One way that organizations attempt to avoid this effect is to refrain from promoting a person until that person already shows the skills or habits necessary to succeed at the next higher position. Thus, a person is not promoted to manage others if he/she does not already show leadership, for instance.

Some have observed that individuals perform worse after being promoted. The Peter Principle, which states that people are promoted to their level of incompetence, suggests that something is fundamentally misaligned in the promotion process. This view is unnecessary and inconsistent with the data. Below, it is argued that ability appears lower after promotion purely as a statistical matter.

Being promoted is evidence that a standard has been met. Regression to the mean implies that future ability will be lower, on average. Firms optimally account for the regression bias in making promotion decisions, but the effect is never eliminated. Rather than evidence of a mistake, the Peter Principle is a necessary consequence of any promotion rule. Furthermore, firms that take it into account appropriately adopt an optimal strategy. Usually, firms inflate the promotion criterion to offset the Peter Principle effect, and the more important is the transitory component relative to total variation in ability, the larger the amount that the standard is inflated. The same logic applies to other situations. For example, it explains why movie sequels are worse than the original film on which they are based and why second visits to restaurants are less rewarding than the first.

 

 

(adsbygoogle = window.adsbygoogle || []).push({});

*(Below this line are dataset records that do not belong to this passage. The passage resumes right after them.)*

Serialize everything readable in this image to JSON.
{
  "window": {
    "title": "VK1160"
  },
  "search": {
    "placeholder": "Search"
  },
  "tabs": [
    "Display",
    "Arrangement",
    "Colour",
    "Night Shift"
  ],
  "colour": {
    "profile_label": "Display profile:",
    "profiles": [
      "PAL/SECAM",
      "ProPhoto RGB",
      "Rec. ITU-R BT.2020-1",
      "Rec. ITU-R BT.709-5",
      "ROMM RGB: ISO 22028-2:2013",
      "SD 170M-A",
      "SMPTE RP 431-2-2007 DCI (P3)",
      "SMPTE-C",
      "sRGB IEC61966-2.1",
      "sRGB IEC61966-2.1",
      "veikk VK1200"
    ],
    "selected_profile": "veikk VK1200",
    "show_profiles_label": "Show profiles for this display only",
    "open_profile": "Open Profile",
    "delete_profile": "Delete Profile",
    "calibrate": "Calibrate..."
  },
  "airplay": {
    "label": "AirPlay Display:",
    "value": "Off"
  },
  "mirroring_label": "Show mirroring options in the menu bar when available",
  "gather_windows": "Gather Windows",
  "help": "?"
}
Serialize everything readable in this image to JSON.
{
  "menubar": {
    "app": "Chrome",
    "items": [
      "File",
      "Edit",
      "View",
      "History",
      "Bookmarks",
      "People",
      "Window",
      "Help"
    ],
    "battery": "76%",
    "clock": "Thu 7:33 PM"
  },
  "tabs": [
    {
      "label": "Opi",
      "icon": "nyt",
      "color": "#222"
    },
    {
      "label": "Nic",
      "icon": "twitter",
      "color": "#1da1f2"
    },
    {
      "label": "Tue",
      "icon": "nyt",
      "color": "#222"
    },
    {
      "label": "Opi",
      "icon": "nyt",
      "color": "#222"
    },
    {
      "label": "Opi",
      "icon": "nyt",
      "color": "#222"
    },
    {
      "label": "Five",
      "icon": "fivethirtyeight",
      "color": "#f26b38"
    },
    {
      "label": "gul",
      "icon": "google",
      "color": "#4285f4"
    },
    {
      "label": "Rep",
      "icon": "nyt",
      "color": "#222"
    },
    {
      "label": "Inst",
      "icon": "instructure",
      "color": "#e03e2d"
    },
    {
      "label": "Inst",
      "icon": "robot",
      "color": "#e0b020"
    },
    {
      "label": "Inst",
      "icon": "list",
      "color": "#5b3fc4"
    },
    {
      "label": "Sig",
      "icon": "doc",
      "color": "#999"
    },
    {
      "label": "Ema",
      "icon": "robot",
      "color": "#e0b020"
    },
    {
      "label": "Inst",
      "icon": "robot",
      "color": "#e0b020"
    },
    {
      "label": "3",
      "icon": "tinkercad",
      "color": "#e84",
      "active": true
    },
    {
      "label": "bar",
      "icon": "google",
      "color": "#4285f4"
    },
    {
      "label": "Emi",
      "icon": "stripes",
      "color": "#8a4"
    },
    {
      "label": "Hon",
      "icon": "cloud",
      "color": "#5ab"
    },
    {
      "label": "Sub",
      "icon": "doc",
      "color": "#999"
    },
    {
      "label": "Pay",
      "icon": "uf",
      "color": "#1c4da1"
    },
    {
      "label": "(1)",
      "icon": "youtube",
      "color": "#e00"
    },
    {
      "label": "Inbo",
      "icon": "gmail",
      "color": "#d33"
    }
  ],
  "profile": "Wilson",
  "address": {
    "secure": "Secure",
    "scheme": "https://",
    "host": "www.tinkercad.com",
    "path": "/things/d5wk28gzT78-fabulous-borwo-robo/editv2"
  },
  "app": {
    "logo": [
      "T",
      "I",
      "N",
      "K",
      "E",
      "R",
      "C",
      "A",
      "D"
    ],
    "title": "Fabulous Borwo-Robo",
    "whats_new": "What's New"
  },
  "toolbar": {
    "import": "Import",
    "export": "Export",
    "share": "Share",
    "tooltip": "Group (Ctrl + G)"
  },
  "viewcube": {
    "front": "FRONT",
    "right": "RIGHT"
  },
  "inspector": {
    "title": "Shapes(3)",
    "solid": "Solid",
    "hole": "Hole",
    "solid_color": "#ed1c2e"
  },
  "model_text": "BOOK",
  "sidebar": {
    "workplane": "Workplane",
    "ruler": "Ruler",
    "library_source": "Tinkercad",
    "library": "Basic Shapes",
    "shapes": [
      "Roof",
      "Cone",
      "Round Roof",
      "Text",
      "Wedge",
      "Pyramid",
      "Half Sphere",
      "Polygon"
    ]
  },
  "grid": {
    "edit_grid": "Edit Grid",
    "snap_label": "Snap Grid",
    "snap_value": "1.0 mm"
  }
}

(Visited 27 times, 1 visits today)
Share this:

Written by 

Leave a Reply

Your email address will not be published. Required fields are marked *